** Items from an interface collection **
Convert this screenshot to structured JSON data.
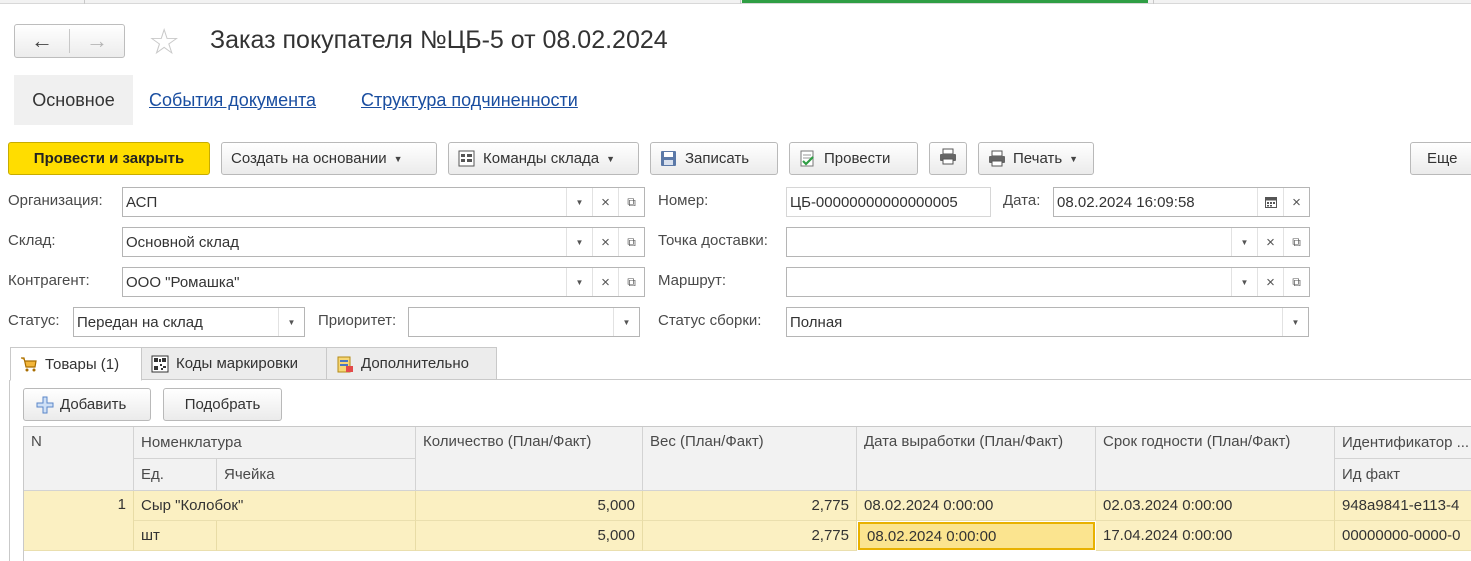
{
  "window": {
    "title": "Заказ покупателя №ЦБ-5 от 08.02.2024"
  },
  "sections": {
    "main": "Основное",
    "events": "События документа",
    "structure": "Структура подчиненности"
  },
  "toolbar": {
    "post_close": "Провести и закрыть",
    "create_based": "Создать на основании",
    "warehouse_cmds": "Команды склада",
    "save": "Записать",
    "post": "Провести",
    "print": "Печать",
    "more": "Еще"
  },
  "form": {
    "org_label": "Организация:",
    "org_value": "АСП",
    "number_label": "Номер:",
    "number_value": "ЦБ-00000000000000005",
    "date_label": "Дата:",
    "date_value": "08.02.2024 16:09:58",
    "warehouse_label": "Склад:",
    "warehouse_value": "Основной склад",
    "delivery_label": "Точка доставки:",
    "delivery_value": "",
    "contractor_label": "Контрагент:",
    "contractor_value": "ООО \"Ромашка\"",
    "route_label": "Маршрут:",
    "route_value": "",
    "status_label": "Статус:",
    "status_value": "Передан на склад",
    "priority_label": "Приоритет:",
    "priority_value": "",
    "assembly_label": "Статус сборки:",
    "assembly_value": "Полная"
  },
  "tabs": {
    "goods": "Товары (1)",
    "codes": "Коды маркировки",
    "extra": "Дополнительно"
  },
  "table_toolbar": {
    "add": "Добавить",
    "pick": "Подобрать"
  },
  "table": {
    "headers": {
      "n": "N",
      "nomenclature": "Номенклатура",
      "unit": "Ед.",
      "cell": "Ячейка",
      "quantity": "Количество (План/Факт)",
      "weight": "Вес (План/Факт)",
      "produced": "Дата выработки (План/Факт)",
      "expiry": "Срок годности (План/Факт)",
      "identifier": "Идентификатор ...",
      "id_fact": "Ид факт"
    },
    "rows": [
      {
        "n": "1",
        "nomenclature": "Сыр \"Колобок\"",
        "unit": "шт",
        "cell": "",
        "qty_plan": "5,000",
        "qty_fact": "5,000",
        "weight_plan": "2,775",
        "weight_fact": "2,775",
        "produced_plan": "08.02.2024 0:00:00",
        "produced_fact": "08.02.2024 0:00:00",
        "expiry_plan": "02.03.2024 0:00:00",
        "expiry_fact": "17.04.2024 0:00:00",
        "id_plan": "948a9841-e113-4",
        "id_fact": "00000000-0000-0"
      }
    ]
  },
  "colors": {
    "accent_button": "#ffdd00",
    "row_highlight": "#fbf0c2",
    "link": "#1a4ea0",
    "top_green": "#2f9e44"
  }
}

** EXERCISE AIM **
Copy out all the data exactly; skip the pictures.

** SOLVED PROBLEM **
Convert this screenshot to structured JSON data.
{
  "window": {
    "title": "Заказ покупателя №ЦБ-5 от 08.02.2024"
  },
  "sections": {
    "main": "Основное",
    "events": "События документа",
    "structure": "Структура подчиненности"
  },
  "toolbar": {
    "post_close": "Провести и закрыть",
    "create_based": "Создать на основании",
    "warehouse_cmds": "Команды склада",
    "save": "Записать",
    "post": "Провести",
    "print": "Печать",
    "more": "Еще"
  },
  "form": {
    "org_label": "Организация:",
    "org_value": "АСП",
    "number_label": "Номер:",
    "number_value": "ЦБ-00000000000000005",
    "date_label": "Дата:",
    "date_value": "08.02.2024 16:09:58",
    "warehouse_label": "Склад:",
    "warehouse_value": "Основной склад",
    "delivery_label": "Точка доставки:",
    "delivery_value": "",
    "contractor_label": "Контрагент:",
    "contractor_value": "ООО \"Ромашка\"",
    "route_label": "Маршрут:",
    "route_value": "",
    "status_label": "Статус:",
    "status_value": "Передан на склад",
    "priority_label": "Приоритет:",
    "priority_value": "",
    "assembly_label": "Статус сборки:",
    "assembly_value": "Полная"
  },
  "tabs": {
    "goods": "Товары (1)",
    "codes": "Коды маркировки",
    "extra": "Дополнительно"
  },
  "table_toolbar": {
    "add": "Добавить",
    "pick": "Подобрать"
  },
  "table": {
    "headers": {
      "n": "N",
      "nomenclature": "Номенклатура",
      "unit": "Ед.",
      "cell": "Ячейка",
      "quantity": "Количество (План/Факт)",
      "weight": "Вес (План/Факт)",
      "produced": "Дата выработки (План/Факт)",
      "expiry": "Срок годности (План/Факт)",
      "identifier": "Идентификатор ...",
      "id_fact": "Ид факт"
    },
    "rows": [
      {
        "n": "1",
        "nomenclature": "Сыр \"Колобок\"",
        "unit": "шт",
        "cell": "",
        "qty_plan": "5,000",
        "qty_fact": "5,000",
        "weight_plan": "2,775",
        "weight_fact": "2,775",
        "produced_plan": "08.02.2024 0:00:00",
        "produced_fact": "08.02.2024 0:00:00",
        "expiry_plan": "02.03.2024 0:00:00",
        "expiry_fact": "17.04.2024 0:00:00",
        "id_plan": "948a9841-e113-4",
        "id_fact": "00000000-0000-0"
      }
    ]
  },
  "colors": {
    "accent_button": "#ffdd00",
    "row_highlight": "#fbf0c2",
    "link": "#1a4ea0",
    "top_green": "#2f9e44"
  }
}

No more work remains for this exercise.